Framing, Public Diplomacy, and Anti-Americanism in Central Asia
Edward Schatz and Renan Levine, University of Toronto
September 9, 2008
Increasingly, the US State Department is relying on efforts of public diplomacy to improve America's image abroad. We test the theoretical efficacy of these efforts through an experiment. Participants in our experiment were recruited in six locations in Kyrgyzstan and Tajikistan. All but those participants randomly assigned to a control group read a quote about the US. We varied attribution of this quote to President Bush, an Ambassador, an ordinary American or to no one. We then asked respondents a battery of questions about their opinions of the US before and after a long discussion with other participants about the US. We find that the identity of the messenger matters, as those who read the quote attributed to Bush tended to have lower opinions of the US. These views, however, partially dissipated after the discussion. When the discussion took place among people with higher pre-discussion views of the US, individual views of the US improved.

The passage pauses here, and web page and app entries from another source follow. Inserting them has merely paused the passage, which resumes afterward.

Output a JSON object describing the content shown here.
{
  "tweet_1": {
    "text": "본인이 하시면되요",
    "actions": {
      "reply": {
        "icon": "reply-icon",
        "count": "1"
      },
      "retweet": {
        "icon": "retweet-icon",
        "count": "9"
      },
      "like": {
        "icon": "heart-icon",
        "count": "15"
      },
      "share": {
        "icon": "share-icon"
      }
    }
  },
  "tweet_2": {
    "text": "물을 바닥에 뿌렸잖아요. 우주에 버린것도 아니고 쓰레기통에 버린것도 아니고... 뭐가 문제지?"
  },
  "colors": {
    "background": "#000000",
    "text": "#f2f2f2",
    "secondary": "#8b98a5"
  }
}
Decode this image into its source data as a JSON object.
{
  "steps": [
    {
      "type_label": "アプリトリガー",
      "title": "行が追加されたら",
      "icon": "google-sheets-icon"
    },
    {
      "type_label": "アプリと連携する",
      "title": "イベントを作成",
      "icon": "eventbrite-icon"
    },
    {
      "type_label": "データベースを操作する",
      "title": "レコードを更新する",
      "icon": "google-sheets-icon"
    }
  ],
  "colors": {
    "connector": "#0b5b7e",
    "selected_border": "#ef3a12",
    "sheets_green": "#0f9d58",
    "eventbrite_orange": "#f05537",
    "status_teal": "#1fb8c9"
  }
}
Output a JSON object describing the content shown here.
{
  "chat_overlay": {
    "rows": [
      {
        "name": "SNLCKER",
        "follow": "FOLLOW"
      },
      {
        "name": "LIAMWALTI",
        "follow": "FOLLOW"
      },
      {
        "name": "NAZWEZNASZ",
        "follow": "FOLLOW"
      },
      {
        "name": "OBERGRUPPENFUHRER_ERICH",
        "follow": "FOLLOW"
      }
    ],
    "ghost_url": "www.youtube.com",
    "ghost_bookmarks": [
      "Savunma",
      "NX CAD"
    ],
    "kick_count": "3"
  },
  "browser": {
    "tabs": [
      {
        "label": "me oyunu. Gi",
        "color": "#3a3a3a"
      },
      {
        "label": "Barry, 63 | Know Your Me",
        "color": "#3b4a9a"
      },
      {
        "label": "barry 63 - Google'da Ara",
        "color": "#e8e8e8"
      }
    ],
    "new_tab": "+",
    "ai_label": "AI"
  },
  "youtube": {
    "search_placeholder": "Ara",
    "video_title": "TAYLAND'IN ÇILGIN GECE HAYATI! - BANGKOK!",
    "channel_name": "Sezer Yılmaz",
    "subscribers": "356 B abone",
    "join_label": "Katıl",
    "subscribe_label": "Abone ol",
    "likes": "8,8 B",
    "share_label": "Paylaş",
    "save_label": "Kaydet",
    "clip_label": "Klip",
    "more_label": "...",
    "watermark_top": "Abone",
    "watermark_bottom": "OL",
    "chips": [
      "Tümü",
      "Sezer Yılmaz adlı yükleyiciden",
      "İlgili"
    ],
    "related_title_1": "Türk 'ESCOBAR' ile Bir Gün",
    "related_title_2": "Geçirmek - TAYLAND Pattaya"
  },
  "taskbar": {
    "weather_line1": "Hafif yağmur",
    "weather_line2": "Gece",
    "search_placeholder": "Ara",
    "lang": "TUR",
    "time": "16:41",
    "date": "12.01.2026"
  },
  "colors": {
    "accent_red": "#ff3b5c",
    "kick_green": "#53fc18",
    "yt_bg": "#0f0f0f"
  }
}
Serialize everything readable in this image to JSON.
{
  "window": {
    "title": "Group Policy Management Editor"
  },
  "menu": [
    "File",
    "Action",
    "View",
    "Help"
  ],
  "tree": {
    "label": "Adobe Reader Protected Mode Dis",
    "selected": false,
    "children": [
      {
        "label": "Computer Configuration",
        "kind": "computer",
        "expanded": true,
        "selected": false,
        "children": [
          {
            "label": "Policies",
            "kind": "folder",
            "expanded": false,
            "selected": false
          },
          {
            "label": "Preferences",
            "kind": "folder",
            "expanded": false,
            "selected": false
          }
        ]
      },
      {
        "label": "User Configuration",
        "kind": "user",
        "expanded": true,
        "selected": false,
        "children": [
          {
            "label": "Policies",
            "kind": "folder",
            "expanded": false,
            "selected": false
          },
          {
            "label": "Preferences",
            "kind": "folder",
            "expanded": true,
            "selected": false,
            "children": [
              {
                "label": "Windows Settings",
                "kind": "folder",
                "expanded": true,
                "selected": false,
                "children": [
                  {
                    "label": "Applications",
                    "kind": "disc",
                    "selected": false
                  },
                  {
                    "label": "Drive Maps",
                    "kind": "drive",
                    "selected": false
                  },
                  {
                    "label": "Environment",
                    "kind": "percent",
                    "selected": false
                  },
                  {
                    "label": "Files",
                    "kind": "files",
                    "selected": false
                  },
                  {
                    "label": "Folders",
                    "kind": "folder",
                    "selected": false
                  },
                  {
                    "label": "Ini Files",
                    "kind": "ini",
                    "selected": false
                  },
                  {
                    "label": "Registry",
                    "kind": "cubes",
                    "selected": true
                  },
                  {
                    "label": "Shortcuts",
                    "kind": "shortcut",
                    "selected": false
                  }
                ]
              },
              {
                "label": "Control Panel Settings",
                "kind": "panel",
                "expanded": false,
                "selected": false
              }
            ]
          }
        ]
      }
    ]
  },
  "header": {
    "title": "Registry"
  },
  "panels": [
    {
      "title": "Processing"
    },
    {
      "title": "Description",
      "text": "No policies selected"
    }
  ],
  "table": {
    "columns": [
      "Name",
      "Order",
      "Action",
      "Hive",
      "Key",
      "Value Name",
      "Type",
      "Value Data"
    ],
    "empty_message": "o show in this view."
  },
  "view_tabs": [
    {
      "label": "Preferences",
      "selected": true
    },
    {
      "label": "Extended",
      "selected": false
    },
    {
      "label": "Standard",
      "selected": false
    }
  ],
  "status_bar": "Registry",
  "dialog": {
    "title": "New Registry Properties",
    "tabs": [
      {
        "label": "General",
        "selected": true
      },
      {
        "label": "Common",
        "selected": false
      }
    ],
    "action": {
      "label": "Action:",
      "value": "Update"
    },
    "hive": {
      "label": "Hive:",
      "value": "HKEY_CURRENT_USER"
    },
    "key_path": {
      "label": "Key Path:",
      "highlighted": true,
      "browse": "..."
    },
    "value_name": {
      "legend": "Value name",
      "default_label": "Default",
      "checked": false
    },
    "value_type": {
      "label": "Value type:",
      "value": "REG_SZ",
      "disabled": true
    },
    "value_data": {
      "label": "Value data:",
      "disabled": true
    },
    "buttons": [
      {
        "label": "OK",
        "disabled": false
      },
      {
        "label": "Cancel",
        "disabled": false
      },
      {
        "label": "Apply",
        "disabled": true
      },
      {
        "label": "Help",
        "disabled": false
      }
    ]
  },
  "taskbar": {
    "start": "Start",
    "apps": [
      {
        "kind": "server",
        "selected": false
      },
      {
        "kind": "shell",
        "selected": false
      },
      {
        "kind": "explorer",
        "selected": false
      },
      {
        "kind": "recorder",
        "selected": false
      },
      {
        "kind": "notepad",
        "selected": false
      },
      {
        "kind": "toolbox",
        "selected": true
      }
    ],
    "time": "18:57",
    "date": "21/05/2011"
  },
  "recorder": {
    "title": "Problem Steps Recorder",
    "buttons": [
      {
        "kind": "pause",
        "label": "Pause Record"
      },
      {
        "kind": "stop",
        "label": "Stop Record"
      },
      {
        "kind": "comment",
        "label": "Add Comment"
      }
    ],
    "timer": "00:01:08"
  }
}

However, when there was a large range of views in the discussion, post-discussion views of the US got worse when controlling for all other variables.